A Truly Outstanding Teacher
For her work with visually impaired and special children, Evelyn has been granted numerous awards. Most recently, she was conferred the 2009 Award for Continuing Excellence and Service (ACES) by Metrobank Foundation.
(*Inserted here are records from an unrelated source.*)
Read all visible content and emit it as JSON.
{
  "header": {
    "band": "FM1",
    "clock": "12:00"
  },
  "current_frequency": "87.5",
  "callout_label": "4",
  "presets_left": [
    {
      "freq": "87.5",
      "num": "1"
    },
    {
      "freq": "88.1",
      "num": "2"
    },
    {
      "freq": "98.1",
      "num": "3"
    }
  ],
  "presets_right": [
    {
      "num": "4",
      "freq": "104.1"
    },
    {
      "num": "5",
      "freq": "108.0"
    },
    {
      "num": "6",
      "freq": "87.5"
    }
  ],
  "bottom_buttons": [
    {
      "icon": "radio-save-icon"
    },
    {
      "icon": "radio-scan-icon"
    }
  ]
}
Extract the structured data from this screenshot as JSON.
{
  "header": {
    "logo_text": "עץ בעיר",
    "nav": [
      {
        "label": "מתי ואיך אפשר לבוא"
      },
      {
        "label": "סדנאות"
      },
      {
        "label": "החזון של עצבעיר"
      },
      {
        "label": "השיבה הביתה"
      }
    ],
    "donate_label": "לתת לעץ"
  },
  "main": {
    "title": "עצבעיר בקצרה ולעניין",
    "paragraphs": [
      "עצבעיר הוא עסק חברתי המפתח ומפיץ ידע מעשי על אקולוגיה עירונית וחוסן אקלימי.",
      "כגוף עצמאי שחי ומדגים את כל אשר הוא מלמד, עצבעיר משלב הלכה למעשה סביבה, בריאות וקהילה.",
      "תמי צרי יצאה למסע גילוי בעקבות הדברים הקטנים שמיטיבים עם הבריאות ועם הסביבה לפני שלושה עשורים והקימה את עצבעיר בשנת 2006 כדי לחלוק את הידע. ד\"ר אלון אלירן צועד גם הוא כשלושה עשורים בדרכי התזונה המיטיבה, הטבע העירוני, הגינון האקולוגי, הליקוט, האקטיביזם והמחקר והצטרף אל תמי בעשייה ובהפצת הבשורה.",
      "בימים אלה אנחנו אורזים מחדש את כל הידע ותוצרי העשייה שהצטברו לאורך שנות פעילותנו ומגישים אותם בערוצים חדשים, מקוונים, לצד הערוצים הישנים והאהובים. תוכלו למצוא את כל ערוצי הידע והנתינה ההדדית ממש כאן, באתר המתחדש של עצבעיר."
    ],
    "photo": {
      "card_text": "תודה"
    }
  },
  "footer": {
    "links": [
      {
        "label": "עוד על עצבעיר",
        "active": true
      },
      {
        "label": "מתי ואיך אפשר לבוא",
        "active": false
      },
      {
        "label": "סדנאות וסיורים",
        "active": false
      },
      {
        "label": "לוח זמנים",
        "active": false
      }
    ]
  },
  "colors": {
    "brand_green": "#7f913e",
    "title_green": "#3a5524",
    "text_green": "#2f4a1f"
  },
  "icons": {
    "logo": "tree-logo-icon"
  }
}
Because of her impressive work with the visually impaired, she has even been dubbed as the “Anne Sullivan of the Philippines” (Sullivan tutored the famous deaf-and-blind American author Helen Keller). Evelyn was also recently inducted into the DepEd Hall of Fame for the teaching profession.
Evelyn attributes her numerous awards to God. Being a pastor’s daughter, she has always been very spiritual. “I believe God is rewarding me for all the work I have done for special kids whom He loves, and for staying in the Philippines instead of working abroad.”
There was a time when Evelyn also dreamed of joining the migration of teachers to other countries, where the pay is higher. “I already had the opportunity to work abroad,” she shares. “I had passed the written and oral exam, and I was about to sign the contract. It was 1995 and I was teaching at Magsaysay, where I was handling around nine visually impaired students. When I told them I was leaving, they were all crying and begging me to stay.”
That night, Evelyn prayed hard about whether or not to sign the contract. “I prayed, ‘Lord, help me decide. You know what’s best for me,’” she shares. “My family told me they would support whatever decision I made, as long as I was happy. When I woke up the next morning, it was so clear to me! I felt so lighthearted and ready to return the contract. There was no doubt in my mind.”
Until today, Evelyn has not regretted her decision to stay in the Philippines. After winning the Metrobank Search for Outstanding Teacher (SOT) in 2001, she won the Thomasite Centennial International Visitor Award and was sent to the United States for free in 2002. “I visited almost nine states and I was able to observe their special education program,” she shares.
For her work as a special education teacher, Evelyn truly deserves all the awards she has received. Though she has never been married, she considers all of her students as her own children. Roselle and Carolina are just two examples of the many students whose lives she has transformed. No doubt, there are so many more out there who will always be thankful for the love and guidance she has given them. Evelyn believes that any teacher can be successful as long as they have love and passion for their work. “Kapag mahal mo ang trabaho mo, mamahalin mo rin ang estudyante mo. ‘Pag mahal mo ang estudyante mo kahit may kapansanan siya, lahat magagawa mo.”
Evelyn also gives seminars and workshops for teachers of visually impaired and special students. She gives this advice.
- Love your work. “It all starts with love. If you love your work, nothing is impossible. All the other qualities you need will follow—you’ll be more patient, creative, resourceful, and committed. You’ll have the right attitude towards work. If you don’t like your work, you’ll only see the negative aspect. But when you love it, you feel light and happy when you go to school and see your students.”
- Don’t be afraid to ask for help. “The Department of Education has recently released a memo stating that we now have an inclusive education. All students have to be admitted in the school, even special kids. If you encounter special children in your class, you can always ask for help from your superior if you’re not sure how to deal with them.”
- Open your heart to spececial kids. “Be thankful you are healthy and that you can help these children. If you immediately have a negative attitude, you won’t succeed. Give them a chance, open your heart and your door to them, and little by little you will understand them, and learn how to deal with them.”